The effect of daunomycin and adriamycin on the growth and regression of primary or transplantable murine sarcoma virus (Moloney)-induced tumors in mice has been studied. In the control groups, in most cases tumors regressed completely; tumor recurrence was observed in about 10% of the animals.
Treatment with daunomycin before infection inhibits the spontaneous tumor regression. Treatment with daunomycin after the infection causes a slight reduction of tumor size as compared to the controls and a high incidence of tumor recurrence. Recurring tumors progress until death of the animal. Tumor recurrence in daunomycin-treated animals depends on the age of the animal, daunomycin dose, and viral-infecting dose. Treatment with adriamycin before the infection causes delay and inhibition of tumor growth and does not affect tumor regression. Treatment with adriamycin after infection causes a greater reduction of tumor size than with daunomycin while tumor recurrence takes place later in time. In daunomycin- and adriamycin-treated animals, the titer of virus-neutralizing antibodies is equally reduced, and virus is present in the spleen.

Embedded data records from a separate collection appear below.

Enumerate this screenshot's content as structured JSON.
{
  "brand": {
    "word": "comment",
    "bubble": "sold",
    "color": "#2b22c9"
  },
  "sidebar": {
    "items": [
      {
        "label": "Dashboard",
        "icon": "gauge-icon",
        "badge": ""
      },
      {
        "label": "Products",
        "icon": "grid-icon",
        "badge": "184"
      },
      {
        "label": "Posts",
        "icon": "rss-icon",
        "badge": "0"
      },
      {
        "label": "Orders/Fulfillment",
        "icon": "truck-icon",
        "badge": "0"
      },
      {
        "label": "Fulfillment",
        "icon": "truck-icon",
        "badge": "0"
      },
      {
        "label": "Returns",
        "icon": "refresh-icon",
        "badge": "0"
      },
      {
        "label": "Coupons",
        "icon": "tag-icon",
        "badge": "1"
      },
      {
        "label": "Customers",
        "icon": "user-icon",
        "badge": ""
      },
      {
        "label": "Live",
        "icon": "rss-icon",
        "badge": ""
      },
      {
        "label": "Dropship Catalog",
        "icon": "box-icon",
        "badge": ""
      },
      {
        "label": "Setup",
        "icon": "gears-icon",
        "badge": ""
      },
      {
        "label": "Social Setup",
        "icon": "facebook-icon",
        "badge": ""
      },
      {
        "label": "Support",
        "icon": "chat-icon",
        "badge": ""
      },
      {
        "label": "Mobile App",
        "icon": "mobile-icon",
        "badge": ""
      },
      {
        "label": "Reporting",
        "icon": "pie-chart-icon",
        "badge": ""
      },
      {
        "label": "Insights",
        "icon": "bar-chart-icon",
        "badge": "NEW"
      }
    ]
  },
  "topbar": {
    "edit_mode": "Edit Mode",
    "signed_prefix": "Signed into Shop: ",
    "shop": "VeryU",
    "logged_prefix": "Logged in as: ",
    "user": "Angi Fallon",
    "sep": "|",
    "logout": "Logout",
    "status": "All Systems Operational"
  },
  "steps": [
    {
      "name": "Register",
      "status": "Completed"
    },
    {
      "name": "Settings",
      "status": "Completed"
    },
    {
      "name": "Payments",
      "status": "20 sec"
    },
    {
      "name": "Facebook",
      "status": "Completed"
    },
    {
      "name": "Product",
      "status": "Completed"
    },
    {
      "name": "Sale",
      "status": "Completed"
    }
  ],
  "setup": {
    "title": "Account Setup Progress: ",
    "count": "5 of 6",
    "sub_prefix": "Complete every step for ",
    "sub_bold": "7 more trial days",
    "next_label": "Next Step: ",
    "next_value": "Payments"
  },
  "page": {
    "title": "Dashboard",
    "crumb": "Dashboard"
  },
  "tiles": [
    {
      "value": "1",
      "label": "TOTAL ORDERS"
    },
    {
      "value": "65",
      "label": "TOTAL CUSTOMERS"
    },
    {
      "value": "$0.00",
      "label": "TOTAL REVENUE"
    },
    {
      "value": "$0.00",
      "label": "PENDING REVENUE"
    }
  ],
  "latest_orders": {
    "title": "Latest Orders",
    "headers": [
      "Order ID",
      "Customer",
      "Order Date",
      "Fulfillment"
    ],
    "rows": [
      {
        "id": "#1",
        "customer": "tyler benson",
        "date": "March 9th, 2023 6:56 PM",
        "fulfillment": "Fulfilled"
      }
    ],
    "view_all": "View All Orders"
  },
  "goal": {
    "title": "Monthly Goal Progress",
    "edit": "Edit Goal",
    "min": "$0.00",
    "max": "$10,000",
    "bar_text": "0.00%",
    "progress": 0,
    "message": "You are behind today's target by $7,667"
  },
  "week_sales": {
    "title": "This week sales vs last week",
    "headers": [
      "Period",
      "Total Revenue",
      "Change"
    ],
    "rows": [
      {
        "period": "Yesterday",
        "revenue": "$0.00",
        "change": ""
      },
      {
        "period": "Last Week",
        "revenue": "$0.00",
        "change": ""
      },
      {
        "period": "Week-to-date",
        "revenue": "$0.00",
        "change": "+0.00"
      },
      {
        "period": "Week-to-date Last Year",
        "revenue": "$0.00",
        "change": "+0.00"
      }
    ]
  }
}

The results show that both antibiotics have immunodepressive activity and suggest that adriamycin is less active than daunomycin in causing tumor recurrence or inhibiting tumor regression because of its higher effectiveness in destroying the primary tumor cells.

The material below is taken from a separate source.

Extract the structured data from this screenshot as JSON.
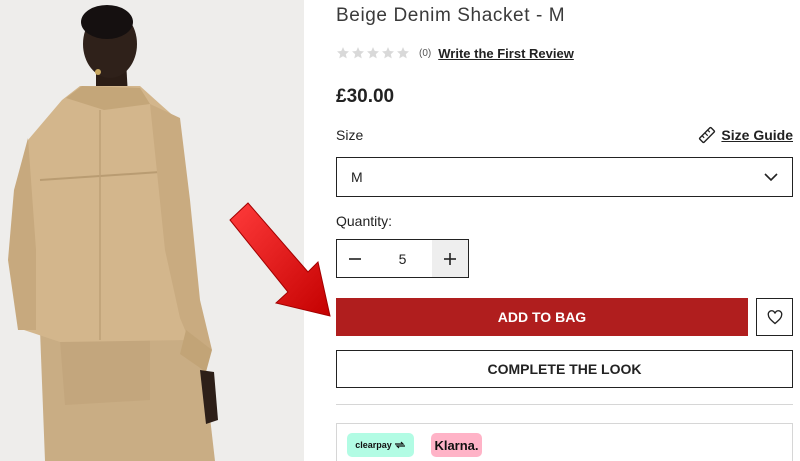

Preliminary reports presented at the VIII Simposio Nazionale della Società Italiana di Cancerologia, Roma, December 1969, and at the Tenth International Cancer Congress, Abstracts, pp. 391–392, 1970, Houston, Texas, May 1970.